By Linda Brown, Austin Fit, Organizer/Director
Water, water everywhere, nor a drop to drink. These famous words by Samuel Taylor Coleridge reveal a lot more than the state of the sailor of the poem ‘The Rime of the Ancient Mariner’. It shows the importance of water to human survival. While the human body may consist 70% water content, it still needs huge amounts of water supply every day to help it sustain this water content and help the body operate normally. Whereas, deficiencies of nutrients such as the macronutrients, vitamins and minerals may take weeks or even years to develop.
The importance of proper water hydration cannot be stressed enough. While our body is extremely flexible on various levels, it still finds it difficult to adapt to dehydration. Even moderate level of dehydration is sufficient to impair the physiological functions of the body. Several studies have shown that fluid loss as little as 2% of body weight can adversely affect circulatory functions and decrease body’s performance, at times causing lasting problems. Some effects of dehydration include: Decreased blood volume; increased heart rate; decreased performance; decreased blood pressure; decreased sweat rate; increased core temperature water retention; sodium retention; decreased cardiac output; decreased blood flow to the skin; increased perceived exertion; increased use of muscle glycogen.
On the other hand, consuming an adequate amount of water gives numerous benefits to the body. It improves the endocrine gland functions of the body and alleviates fluid retention. It also improves the functioning of the liver and helps it stay healthy by increasing the percentage of fat used for energy. Also, if you feel you are not thirsty and don’t need water, it could be because you have not had water for awhile and therefore the natural thirst of the body is affected. Further, if you consume water, you will realize that the natural thirst of the body for water returns with the first few sips. Water consumption improves the metabolic functions of the body and helps redistribute the critical nutrients to their throughout the body. Not only this, water consumption also maintains the blood volume in our body, which is a major supplier to its development.

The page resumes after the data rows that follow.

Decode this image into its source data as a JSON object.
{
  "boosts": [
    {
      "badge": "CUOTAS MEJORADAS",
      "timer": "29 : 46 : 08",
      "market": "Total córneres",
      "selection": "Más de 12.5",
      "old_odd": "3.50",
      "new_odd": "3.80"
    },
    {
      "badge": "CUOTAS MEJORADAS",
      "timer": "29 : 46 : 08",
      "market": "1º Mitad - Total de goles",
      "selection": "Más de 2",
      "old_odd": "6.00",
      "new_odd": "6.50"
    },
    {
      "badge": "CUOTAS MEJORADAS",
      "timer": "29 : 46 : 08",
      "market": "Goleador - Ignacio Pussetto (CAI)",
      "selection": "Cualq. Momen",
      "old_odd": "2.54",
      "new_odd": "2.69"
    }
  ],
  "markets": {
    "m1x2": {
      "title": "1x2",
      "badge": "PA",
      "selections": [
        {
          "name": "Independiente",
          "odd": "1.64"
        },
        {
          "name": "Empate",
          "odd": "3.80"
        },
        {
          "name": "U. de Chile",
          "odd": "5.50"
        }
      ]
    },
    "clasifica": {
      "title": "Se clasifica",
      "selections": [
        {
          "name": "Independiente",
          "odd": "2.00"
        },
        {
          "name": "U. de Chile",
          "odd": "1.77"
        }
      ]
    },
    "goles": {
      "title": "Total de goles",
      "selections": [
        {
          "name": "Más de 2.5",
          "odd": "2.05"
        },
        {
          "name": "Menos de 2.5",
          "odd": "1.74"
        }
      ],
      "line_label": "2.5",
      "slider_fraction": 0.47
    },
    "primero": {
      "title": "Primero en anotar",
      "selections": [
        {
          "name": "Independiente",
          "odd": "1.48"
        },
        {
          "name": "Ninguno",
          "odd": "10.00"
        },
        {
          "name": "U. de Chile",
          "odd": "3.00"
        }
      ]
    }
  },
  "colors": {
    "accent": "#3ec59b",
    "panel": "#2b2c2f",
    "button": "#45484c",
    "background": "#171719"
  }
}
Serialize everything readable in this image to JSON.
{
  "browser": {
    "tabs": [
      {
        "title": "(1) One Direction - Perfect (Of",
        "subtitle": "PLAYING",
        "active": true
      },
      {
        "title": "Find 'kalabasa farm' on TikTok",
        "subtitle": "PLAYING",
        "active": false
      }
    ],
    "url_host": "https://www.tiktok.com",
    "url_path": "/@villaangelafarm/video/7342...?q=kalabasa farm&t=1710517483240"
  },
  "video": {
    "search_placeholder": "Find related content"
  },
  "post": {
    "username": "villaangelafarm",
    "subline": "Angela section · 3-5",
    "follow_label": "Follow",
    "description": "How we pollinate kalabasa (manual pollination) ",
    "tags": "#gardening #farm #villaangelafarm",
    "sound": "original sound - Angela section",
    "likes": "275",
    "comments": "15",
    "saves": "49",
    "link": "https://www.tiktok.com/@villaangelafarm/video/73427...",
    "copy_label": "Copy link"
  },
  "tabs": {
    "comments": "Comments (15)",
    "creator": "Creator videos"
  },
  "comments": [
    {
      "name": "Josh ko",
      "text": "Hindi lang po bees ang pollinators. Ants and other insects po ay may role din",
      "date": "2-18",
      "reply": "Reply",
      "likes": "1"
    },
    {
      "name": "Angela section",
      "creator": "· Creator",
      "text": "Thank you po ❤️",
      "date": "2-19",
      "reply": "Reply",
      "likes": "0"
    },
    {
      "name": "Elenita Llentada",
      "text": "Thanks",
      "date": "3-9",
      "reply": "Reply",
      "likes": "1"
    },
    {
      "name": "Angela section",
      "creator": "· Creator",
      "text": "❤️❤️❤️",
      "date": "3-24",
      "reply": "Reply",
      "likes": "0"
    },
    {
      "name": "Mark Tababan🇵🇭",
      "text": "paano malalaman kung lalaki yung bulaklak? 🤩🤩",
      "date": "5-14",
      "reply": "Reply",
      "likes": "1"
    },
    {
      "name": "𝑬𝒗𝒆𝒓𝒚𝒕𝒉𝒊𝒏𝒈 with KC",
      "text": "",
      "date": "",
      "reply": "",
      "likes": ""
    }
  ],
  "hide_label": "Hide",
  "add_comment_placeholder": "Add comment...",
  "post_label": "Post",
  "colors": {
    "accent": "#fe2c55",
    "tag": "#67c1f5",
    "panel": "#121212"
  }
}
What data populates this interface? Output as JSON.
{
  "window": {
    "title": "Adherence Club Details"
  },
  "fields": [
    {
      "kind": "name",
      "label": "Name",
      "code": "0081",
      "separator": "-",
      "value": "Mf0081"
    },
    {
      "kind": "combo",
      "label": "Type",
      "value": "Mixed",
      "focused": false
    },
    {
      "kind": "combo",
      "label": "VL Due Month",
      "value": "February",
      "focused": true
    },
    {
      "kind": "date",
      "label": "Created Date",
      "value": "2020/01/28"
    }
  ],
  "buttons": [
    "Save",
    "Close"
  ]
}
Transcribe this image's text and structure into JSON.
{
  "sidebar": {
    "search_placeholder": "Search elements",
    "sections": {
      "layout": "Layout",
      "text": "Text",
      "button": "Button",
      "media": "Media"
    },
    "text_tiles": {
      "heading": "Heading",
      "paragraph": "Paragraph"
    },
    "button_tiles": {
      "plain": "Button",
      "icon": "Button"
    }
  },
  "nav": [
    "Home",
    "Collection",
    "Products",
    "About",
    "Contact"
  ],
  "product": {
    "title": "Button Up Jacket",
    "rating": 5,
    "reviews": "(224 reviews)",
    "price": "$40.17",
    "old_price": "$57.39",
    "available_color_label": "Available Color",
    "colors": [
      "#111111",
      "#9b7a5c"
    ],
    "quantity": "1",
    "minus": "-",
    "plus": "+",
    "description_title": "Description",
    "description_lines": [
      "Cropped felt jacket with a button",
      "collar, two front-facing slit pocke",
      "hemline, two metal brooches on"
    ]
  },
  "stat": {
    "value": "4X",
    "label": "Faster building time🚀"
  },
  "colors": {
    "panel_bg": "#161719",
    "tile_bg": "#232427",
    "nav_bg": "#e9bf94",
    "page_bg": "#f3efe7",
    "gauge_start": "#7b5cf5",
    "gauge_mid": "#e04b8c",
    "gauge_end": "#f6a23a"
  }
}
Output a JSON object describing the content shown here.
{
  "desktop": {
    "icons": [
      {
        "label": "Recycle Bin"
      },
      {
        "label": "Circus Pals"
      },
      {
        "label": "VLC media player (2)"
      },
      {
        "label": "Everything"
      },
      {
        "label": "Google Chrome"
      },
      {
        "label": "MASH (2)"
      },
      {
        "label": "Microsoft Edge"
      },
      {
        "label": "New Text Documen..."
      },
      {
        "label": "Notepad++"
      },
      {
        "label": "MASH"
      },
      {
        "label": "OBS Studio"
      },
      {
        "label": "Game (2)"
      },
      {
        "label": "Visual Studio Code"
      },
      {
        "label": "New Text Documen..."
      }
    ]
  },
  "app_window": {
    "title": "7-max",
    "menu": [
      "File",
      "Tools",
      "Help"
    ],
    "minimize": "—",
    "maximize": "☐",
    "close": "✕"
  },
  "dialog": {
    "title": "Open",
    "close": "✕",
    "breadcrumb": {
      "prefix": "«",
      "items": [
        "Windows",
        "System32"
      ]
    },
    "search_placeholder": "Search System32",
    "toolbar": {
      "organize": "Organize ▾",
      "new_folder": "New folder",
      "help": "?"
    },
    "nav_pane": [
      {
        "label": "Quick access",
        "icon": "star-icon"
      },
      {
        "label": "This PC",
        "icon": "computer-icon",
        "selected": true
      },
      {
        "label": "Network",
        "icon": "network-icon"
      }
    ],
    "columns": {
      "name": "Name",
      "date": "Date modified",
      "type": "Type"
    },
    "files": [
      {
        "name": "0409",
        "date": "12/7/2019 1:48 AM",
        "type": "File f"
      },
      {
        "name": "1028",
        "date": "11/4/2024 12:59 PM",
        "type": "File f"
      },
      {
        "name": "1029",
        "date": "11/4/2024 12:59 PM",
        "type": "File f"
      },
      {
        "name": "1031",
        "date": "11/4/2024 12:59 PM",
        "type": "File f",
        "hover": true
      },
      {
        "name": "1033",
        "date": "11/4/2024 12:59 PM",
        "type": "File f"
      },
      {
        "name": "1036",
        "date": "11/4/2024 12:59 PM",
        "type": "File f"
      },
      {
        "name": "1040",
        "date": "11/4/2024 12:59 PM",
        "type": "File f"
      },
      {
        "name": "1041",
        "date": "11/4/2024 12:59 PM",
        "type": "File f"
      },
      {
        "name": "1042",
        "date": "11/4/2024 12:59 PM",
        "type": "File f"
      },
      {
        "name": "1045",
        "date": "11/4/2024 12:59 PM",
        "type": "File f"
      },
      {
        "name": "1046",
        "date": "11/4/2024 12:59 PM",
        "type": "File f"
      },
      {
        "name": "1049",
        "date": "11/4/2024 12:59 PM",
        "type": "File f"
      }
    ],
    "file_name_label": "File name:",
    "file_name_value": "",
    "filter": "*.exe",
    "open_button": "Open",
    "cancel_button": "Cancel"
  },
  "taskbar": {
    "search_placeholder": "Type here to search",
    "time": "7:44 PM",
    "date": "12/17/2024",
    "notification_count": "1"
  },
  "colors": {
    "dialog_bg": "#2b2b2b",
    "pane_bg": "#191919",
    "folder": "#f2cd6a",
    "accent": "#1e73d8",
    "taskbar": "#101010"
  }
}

Lastly, and probably the most importantly, water consumption is the most important supplement that helps us maintain and regulate our body temperatures. So no matter how many clothes we might wear or take off, if we truly want to protect ourselves from cold and heat, improve body temperature regulation by drinking more water.
A good way to keep track of how much fluid is needed is to first determine average daily weight. Use this number as the standard for your normal state. Sedentary men and women should consume on average approximately 13 cups and approximately 9 cups of water per day, respectively. If you’re participating in a fat loss program, drink an additional 8 ounces of water for every 25 pounds you carry above your ideal weight.
Runners and other athletes should drink even more to maintain sufficient body weight index. Ideally, we should consume 14 to 22 ounces of fluid 2 hours before exercise and drink 6 to 12 ounces of fluid for every 15 to 20 minutes of exercise. If exercise exceeds 60 minutes, use of a sports drink can replace both fluid and dwindling muscle glycogen. Though, when exercising for less than 60 minutes, water is the experts’ choice for fluid replacement.
The key goal of drinking more water during and after exercise is to replace the losing sweat and urine water content in our body. Ingest 16 to 24 ounces of fluid for every pound of body weight loss after an exercise bout, especially if rapid re hydration is necessary, as in twice-a-day training. If a fairly regular daily pattern of exercise and water and food consumption is followed, average body weight will provide a very good index of the body’s state of hydration. So don’t bank on the evening drinks for your body’s fluid content. Drink some water in the day to stay healthy and happy.